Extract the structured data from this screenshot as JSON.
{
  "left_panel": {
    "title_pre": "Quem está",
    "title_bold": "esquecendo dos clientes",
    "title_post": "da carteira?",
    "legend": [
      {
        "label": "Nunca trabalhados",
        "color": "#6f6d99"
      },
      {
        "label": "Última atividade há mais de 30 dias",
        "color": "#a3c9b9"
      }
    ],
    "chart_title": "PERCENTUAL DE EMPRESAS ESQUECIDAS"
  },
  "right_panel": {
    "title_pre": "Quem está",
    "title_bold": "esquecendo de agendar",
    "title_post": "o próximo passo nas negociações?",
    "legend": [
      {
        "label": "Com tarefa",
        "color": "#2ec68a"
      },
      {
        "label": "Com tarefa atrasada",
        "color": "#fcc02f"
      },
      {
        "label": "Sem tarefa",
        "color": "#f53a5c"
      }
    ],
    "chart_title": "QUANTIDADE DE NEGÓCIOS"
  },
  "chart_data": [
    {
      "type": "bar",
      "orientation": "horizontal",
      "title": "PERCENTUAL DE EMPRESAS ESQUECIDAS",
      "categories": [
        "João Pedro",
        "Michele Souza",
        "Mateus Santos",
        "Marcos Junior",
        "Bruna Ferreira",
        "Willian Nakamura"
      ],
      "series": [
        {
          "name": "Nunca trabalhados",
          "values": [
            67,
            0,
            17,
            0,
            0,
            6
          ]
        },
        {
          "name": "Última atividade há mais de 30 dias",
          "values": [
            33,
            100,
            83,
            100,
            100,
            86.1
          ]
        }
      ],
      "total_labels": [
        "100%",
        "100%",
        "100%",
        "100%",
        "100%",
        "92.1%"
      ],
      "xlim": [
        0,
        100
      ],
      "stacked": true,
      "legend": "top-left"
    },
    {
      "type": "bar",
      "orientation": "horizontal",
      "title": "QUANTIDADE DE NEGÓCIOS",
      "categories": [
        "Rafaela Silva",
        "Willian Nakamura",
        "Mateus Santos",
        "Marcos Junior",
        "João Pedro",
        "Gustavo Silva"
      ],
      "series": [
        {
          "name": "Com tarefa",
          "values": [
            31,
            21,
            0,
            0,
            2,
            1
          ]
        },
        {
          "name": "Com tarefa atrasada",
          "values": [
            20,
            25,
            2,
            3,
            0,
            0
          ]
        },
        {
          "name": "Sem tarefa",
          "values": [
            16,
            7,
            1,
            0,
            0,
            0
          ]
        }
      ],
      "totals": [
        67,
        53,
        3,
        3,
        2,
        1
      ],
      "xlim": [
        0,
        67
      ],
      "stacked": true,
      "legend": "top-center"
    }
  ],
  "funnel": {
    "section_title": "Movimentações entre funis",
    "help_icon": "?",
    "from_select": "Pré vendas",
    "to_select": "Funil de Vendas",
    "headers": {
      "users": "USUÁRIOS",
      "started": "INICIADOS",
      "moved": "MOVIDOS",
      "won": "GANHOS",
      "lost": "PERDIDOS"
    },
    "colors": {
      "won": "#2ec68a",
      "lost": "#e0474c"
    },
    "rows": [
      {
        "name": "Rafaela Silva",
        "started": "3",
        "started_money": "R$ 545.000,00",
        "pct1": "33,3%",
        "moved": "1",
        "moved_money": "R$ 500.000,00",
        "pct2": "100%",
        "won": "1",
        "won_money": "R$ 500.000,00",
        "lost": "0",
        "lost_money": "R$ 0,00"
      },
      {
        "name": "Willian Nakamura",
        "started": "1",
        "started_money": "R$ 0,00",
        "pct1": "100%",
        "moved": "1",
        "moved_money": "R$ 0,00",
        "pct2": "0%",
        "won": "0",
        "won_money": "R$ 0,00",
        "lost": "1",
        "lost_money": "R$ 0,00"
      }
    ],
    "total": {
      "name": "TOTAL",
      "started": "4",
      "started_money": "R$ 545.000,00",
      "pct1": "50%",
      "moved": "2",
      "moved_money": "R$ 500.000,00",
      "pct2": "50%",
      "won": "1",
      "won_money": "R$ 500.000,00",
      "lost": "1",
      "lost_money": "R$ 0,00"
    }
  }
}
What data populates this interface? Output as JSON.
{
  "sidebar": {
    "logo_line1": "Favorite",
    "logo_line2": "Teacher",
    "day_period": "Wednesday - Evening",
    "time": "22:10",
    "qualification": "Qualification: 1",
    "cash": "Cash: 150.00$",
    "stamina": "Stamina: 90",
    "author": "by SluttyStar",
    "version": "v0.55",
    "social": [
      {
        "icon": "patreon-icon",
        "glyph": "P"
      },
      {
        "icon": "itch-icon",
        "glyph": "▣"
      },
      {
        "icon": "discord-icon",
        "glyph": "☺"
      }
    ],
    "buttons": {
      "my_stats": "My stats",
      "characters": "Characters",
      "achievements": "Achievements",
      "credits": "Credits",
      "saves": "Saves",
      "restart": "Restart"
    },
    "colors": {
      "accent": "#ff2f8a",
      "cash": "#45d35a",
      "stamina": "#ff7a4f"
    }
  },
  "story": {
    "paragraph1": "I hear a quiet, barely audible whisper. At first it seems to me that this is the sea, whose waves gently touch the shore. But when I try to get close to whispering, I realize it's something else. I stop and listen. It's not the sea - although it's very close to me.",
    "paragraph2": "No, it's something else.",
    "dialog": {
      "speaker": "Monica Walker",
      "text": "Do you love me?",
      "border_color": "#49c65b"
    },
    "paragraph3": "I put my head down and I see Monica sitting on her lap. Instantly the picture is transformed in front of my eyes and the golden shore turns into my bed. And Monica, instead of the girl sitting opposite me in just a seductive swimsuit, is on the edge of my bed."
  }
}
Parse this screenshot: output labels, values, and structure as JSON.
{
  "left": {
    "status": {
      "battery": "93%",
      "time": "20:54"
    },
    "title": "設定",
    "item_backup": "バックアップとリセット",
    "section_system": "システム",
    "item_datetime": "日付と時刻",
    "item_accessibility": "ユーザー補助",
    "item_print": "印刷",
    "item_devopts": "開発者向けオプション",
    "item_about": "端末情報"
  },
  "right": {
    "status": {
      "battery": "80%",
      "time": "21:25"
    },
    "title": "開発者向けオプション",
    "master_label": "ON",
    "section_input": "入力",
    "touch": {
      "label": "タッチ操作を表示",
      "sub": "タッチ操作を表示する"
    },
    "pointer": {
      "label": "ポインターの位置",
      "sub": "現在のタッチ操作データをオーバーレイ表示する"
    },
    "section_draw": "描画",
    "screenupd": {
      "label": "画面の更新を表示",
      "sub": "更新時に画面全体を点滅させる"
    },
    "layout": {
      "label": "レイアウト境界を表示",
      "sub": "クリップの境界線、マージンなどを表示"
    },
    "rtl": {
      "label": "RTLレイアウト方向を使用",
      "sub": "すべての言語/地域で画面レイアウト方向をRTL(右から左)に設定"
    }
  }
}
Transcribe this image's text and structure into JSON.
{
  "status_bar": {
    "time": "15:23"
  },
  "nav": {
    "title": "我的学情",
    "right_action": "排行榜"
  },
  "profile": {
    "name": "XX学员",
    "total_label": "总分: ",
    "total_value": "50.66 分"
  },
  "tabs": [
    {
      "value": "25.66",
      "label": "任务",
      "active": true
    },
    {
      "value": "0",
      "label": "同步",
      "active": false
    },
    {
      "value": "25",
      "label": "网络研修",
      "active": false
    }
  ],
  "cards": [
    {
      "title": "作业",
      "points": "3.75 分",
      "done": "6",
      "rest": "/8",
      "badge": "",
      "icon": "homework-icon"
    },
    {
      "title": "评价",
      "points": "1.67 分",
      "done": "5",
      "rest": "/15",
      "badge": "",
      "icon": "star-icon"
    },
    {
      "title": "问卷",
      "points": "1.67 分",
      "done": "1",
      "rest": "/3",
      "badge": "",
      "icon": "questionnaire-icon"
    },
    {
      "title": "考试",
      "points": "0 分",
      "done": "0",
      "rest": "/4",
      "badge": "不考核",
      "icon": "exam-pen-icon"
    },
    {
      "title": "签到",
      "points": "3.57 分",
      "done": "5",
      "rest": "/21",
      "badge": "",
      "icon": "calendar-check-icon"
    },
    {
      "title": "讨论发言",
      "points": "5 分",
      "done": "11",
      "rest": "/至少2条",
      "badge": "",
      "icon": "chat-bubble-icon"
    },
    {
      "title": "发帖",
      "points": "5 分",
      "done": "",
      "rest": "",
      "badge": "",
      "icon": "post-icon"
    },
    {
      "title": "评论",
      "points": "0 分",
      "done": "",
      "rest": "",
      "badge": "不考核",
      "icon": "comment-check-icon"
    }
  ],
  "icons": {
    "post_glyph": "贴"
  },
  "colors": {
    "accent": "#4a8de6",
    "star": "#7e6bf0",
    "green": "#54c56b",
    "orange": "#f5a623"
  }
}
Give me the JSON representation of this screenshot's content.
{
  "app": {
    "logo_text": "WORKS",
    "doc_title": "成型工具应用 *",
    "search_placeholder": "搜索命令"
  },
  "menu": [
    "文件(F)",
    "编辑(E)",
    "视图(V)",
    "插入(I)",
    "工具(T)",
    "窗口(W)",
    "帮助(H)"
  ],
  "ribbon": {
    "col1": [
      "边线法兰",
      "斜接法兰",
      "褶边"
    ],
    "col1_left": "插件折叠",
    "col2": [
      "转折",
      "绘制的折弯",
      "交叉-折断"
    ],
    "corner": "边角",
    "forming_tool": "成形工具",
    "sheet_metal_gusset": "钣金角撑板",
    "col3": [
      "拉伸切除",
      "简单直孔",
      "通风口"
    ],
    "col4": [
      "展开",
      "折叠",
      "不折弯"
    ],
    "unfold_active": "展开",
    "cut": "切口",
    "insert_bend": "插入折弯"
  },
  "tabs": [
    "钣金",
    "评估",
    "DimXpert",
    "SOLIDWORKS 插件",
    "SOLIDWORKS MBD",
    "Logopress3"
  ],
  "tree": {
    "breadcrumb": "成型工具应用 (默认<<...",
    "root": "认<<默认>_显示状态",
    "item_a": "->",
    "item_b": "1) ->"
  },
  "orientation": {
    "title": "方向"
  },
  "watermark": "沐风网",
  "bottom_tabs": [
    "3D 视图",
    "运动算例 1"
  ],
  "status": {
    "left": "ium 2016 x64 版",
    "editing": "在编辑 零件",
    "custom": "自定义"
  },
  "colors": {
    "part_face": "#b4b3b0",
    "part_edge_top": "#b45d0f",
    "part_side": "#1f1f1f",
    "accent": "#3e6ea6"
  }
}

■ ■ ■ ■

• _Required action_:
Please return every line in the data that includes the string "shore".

• _Response to this task_:
    "paragraph1": "I hear a quiet, barely audible whisper. At first it seems to me that this is the sea, whose waves gently touch the shore. But when I try to get close to whispering, I realize it's something else. I stop and listen. It's not the sea - although it's very close to me.",
    "paragraph3": "I put my head down and I see Monica sitting on her lap. Instantly the picture is transformed in front of my eyes and the golden shore turns into my bed. And Monica, instead of the girl sitting opposite me in just a seductive swimsuit, is on the edge of my bed."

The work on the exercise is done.